▸ **PROBLEM TO WORK ON**:
The entries below are to be retyped exactly. Preserve every word.

** Opening PROVIDED ENTRIES block **

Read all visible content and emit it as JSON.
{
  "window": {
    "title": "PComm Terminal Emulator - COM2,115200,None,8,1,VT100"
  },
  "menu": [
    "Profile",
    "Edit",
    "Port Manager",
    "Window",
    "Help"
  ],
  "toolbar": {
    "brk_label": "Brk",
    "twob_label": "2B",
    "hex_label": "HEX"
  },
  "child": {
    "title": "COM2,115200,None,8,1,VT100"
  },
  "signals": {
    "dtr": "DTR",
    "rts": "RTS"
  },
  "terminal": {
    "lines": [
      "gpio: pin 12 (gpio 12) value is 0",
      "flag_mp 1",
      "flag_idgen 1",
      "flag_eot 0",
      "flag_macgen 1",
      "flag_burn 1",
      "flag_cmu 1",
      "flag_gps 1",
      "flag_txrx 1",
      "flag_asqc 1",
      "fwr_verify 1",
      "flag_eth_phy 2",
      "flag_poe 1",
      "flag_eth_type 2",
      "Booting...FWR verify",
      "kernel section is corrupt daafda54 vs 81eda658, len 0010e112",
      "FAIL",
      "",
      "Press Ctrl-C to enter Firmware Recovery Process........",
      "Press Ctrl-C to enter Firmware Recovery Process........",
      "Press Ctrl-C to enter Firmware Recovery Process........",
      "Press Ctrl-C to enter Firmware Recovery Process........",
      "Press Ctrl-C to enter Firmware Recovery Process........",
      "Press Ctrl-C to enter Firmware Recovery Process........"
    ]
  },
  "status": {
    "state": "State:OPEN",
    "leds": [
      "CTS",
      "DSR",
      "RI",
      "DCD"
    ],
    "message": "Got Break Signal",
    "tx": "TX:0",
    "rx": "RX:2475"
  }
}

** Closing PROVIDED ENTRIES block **

▸ **SOLUTION TO THIS TASK**:
Read all visible content and emit it as JSON.
{
  "window": {
    "title": "PComm Terminal Emulator - COM2,115200,None,8,1,VT100"
  },
  "menu": [
    "Profile",
    "Edit",
    "Port Manager",
    "Window",
    "Help"
  ],
  "toolbar": {
    "brk_label": "Brk",
    "twob_label": "2B",
    "hex_label": "HEX"
  },
  "child": {
    "title": "COM2,115200,None,8,1,VT100"
  },
  "signals": {
    "dtr": "DTR",
    "rts": "RTS"
  },
  "terminal": {
    "lines": [
      "gpio: pin 12 (gpio 12) value is 0",
      "flag_mp 1",
      "flag_idgen 1",
      "flag_eot 0",
      "flag_macgen 1",
      "flag_burn 1",
      "flag_cmu 1",
      "flag_gps 1",
      "flag_txrx 1",
      "flag_asqc 1",
      "fwr_verify 1",
      "flag_eth_phy 2",
      "flag_poe 1",
      "flag_eth_type 2",
      "Booting...FWR verify",
      "kernel section is corrupt daafda54 vs 81eda658, len 0010e112",
      "FAIL",
      "",
      "Press Ctrl-C to enter Firmware Recovery Process........",
      "Press Ctrl-C to enter Firmware Recovery Process........",
      "Press Ctrl-C to enter Firmware Recovery Process........",
      "Press Ctrl-C to enter Firmware Recovery Process........",
      "Press Ctrl-C to enter Firmware Recovery Process........",
      "Press Ctrl-C to enter Firmware Recovery Process........"
    ]
  },
  "status": {
    "state": "State:OPEN",
    "leds": [
      "CTS",
      "DSR",
      "RI",
      "DCD"
    ],
    "message": "Got Break Signal",
    "tx": "TX:0",
    "rx": "RX:2475"
  }
}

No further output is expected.